I had been wanting to go to the Goodwood Festival of Speed for years and on the weekend I finally made it.
For those who don’t know, the Festival of Speed is a huge celebration of racing cars from the early decades of the 20th Century to the latest Formula One and Le Mans prototypes, held over three days at Goodwood House, the country estate of Lord March.
The main event is the hill climb but there is so much else to see that you could easily spend three days there and not run out of things to do. There were literally times when I didn’t know where to look, like when the Red Arrows were streaking overhead at the same time an old Maserati was roaring up the hill.
The festival is really well organised and it’s amazing how close you can get to the cars and drivers. One moment you are wandering around the F1 paddock, peering into Ayrton Senna’s old McLaren, and the next there are shouts to move aside while Mark Webber’s Red Bull rolls past.

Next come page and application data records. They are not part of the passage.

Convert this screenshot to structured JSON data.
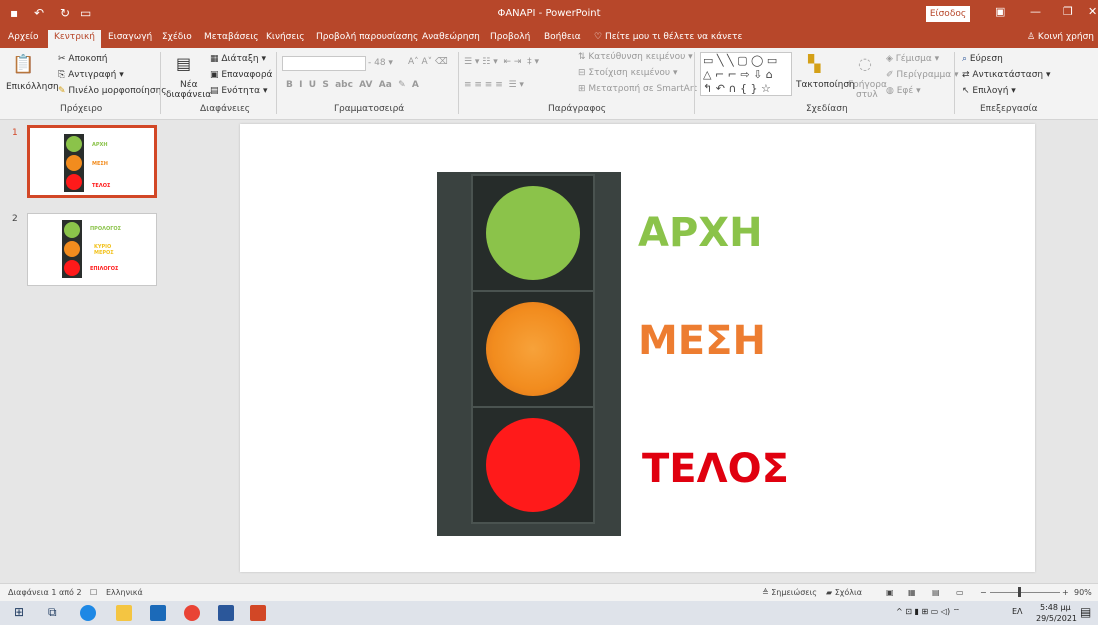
{
  "titlebar": {
    "title": "ΦΑΝΑΡΙ  -  PowerPoint",
    "signin": "Είσοδος",
    "accent": "#b7472a"
  },
  "tabs": [
    "Αρχείο",
    "Κεντρική",
    "Εισαγωγή",
    "Σχέδιο",
    "Μεταβάσεις",
    "Κινήσεις",
    "Προβολή παρουσίασης",
    "Αναθεώρηση",
    "Προβολή",
    "Βοήθεια"
  ],
  "tell_me": "Πείτε μου τι θέλετε να κάνετε",
  "share": "Κοινή χρήση",
  "ribbon": {
    "clipboard": {
      "paste": "Επικόλληση",
      "cut": "Αποκοπή",
      "copy": "Αντιγραφή",
      "format_painter": "Πινέλο μορφοποίησης",
      "group": "Πρόχειρο"
    },
    "slides": {
      "new_slide_1": "Νέα",
      "new_slide_2": "διαφάνεια",
      "layout": "Διάταξη",
      "reset": "Επαναφορά",
      "section": "Ενότητα",
      "group": "Διαφάνειες"
    },
    "font": {
      "size": "48",
      "group": "Γραμματοσειρά"
    },
    "paragraph": {
      "text_direction": "Κατεύθυνση κειμένου",
      "align_text": "Στοίχιση κειμένου",
      "smartart": "Μετατροπή σε SmartArt",
      "group": "Παράγραφος"
    },
    "drawing": {
      "arrange": "Τακτοποίηση",
      "quick_styles_1": "Γρήγορα",
      "quick_styles_2": "στυλ",
      "fill": "Γέμισμα",
      "outline": "Περίγραμμα",
      "effects": "Εφέ",
      "group": "Σχεδίαση"
    },
    "editing": {
      "find": "Εύρεση",
      "replace": "Αντικατάσταση",
      "select": "Επιλογή",
      "group": "Επεξεργασία"
    }
  },
  "thumbnails": [
    {
      "number": "1",
      "labels": [
        "ΑΡΧΗ",
        "ΜΕΣΗ",
        "ΤΕΛΟΣ"
      ]
    },
    {
      "number": "2",
      "labels": [
        "ΠΡΟΛΟΓΟΣ",
        "ΚΥΡΙΟ ΜΕΡΟΣ",
        "ΕΠΙΛΟΓΟΣ"
      ]
    }
  ],
  "slide": {
    "word1": "ΑΡΧΗ",
    "word2": "ΜΕΣΗ",
    "word3": "ΤΕΛΟΣ",
    "colors": {
      "green": "#8bc34a",
      "orange": "#f28c1e",
      "red": "#ff1a1a"
    }
  },
  "status": {
    "slide_info": "Διαφάνεια 1 από 2",
    "language": "Ελληνικά",
    "notes": "Σημειώσεις",
    "comments": "Σχόλια",
    "zoom": "90%"
  },
  "taskbar": {
    "language": "ΕΛ",
    "time": "5:48 μμ",
    "date": "29/5/2021"
  }
}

This year the festival was celebrating 100 years of Alfa Romeo and 60 years of the Formula One World Championship so there were no shortages of beautiful old Alfas and F1 cars, including an example of the Alfa 159 ‘Alfetta’ that Farina piloted to the very first F1 World Championship.

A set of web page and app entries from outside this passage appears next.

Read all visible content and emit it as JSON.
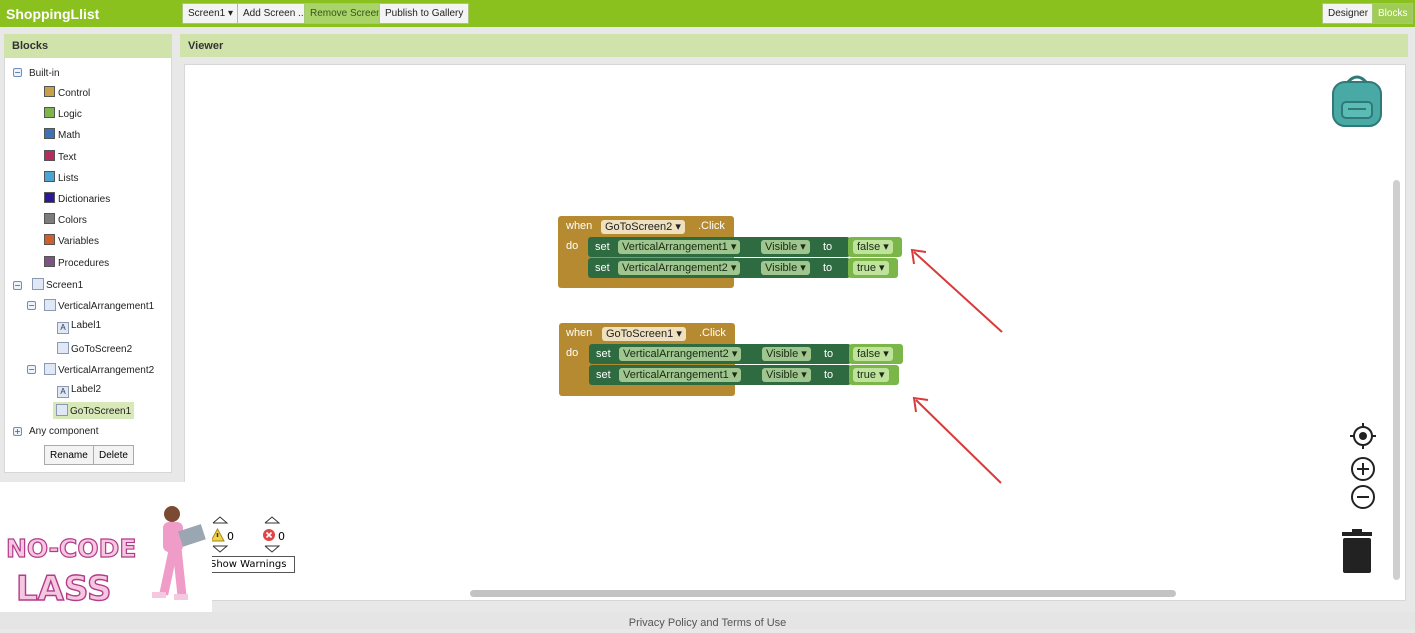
{
  "app": {
    "title": "ShoppingLlist"
  },
  "toolbar": {
    "screen_select": "Screen1 ▾",
    "add_screen": "Add Screen ...",
    "remove_screen": "Remove Screen",
    "publish": "Publish to Gallery",
    "designer": "Designer",
    "blocks": "Blocks"
  },
  "blocks_panel": {
    "title": "Blocks",
    "builtin_label": "Built-in",
    "builtin_items": [
      {
        "label": "Control",
        "color": "#c8a04a"
      },
      {
        "label": "Logic",
        "color": "#7ab648"
      },
      {
        "label": "Math",
        "color": "#3f71b5"
      },
      {
        "label": "Text",
        "color": "#b32d5e"
      },
      {
        "label": "Lists",
        "color": "#49a6d4"
      },
      {
        "label": "Dictionaries",
        "color": "#2d1799"
      },
      {
        "label": "Colors",
        "color": "#7d7d7d"
      },
      {
        "label": "Variables",
        "color": "#d05f2d"
      },
      {
        "label": "Procedures",
        "color": "#7c5385"
      }
    ],
    "screen_label": "Screen1",
    "va1_label": "VerticalArrangement1",
    "label1": "Label1",
    "goto2": "GoToScreen2",
    "va2_label": "VerticalArrangement2",
    "label2": "Label2",
    "goto1": "GoToScreen1",
    "any_component": "Any component",
    "rename": "Rename",
    "delete": "Delete"
  },
  "viewer": {
    "title": "Viewer",
    "block1": {
      "when": "when",
      "component": "GoToScreen2",
      "event": ".Click",
      "do": "do",
      "rows": [
        {
          "set": "set",
          "target": "VerticalArrangement1",
          "prop": "Visible",
          "to": "to",
          "value": "false"
        },
        {
          "set": "set",
          "target": "VerticalArrangement2",
          "prop": "Visible",
          "to": "to",
          "value": "true"
        }
      ]
    },
    "block2": {
      "when": "when",
      "component": "GoToScreen1",
      "event": ".Click",
      "do": "do",
      "rows": [
        {
          "set": "set",
          "target": "VerticalArrangement2",
          "prop": "Visible",
          "to": "to",
          "value": "false"
        },
        {
          "set": "set",
          "target": "VerticalArrangement1",
          "prop": "Visible",
          "to": "to",
          "value": "true"
        }
      ]
    },
    "warnings_count": "0",
    "errors_count": "0",
    "show_warnings": "Show Warnings"
  },
  "footer": {
    "text": "Privacy Policy and Terms of Use"
  },
  "logo": {
    "line1": "NO-CODE",
    "line2": "LASS"
  }
}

Bruno Senna drove his uncle’s McLaren and John Surtees drove his championship winning Ferrari 158. With Jenson Button now at McLaren, Nico Rosberg took control of Button’s BGP 001 from last year (unfortunately repainted in the new silver Mercedes livery).
There were a whole host of classic Lotus’s; Emerson Fittipaldi drove his gorgeous JPS 72E from 1973 and Sir Jackie Stewart drove the beautiful Lotus 38 that his friend Jim Clark used to win the Indianapolis 500 in 1965.

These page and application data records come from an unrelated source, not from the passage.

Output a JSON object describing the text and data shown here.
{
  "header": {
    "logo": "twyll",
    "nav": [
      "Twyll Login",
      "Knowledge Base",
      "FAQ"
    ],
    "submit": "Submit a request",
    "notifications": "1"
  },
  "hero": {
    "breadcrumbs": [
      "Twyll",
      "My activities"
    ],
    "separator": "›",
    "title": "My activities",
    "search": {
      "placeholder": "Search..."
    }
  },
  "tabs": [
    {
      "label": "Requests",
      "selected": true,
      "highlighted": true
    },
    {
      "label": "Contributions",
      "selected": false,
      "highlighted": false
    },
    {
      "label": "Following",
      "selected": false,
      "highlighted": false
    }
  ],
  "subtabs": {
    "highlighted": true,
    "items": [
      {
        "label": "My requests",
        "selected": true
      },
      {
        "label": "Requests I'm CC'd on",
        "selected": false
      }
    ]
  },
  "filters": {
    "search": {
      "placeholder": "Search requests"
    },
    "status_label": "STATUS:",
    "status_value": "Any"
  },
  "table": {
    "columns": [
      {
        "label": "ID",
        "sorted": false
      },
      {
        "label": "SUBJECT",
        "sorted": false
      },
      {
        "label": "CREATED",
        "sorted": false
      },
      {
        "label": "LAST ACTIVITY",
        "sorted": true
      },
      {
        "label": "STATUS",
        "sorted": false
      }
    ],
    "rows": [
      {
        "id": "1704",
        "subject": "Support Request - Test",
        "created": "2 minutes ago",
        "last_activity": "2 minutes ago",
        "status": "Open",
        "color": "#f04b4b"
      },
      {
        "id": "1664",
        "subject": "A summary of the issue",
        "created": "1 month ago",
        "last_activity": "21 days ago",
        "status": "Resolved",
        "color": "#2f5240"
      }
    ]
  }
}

It wasn’t just F1 cars either. There were sports cars, touring cars and motorbikes and a long walk to the forest at the top of the hill revealed some classic rally cars blasting around the forest rally stage.
Below are some of my favourites of the hundreds of pictures I took.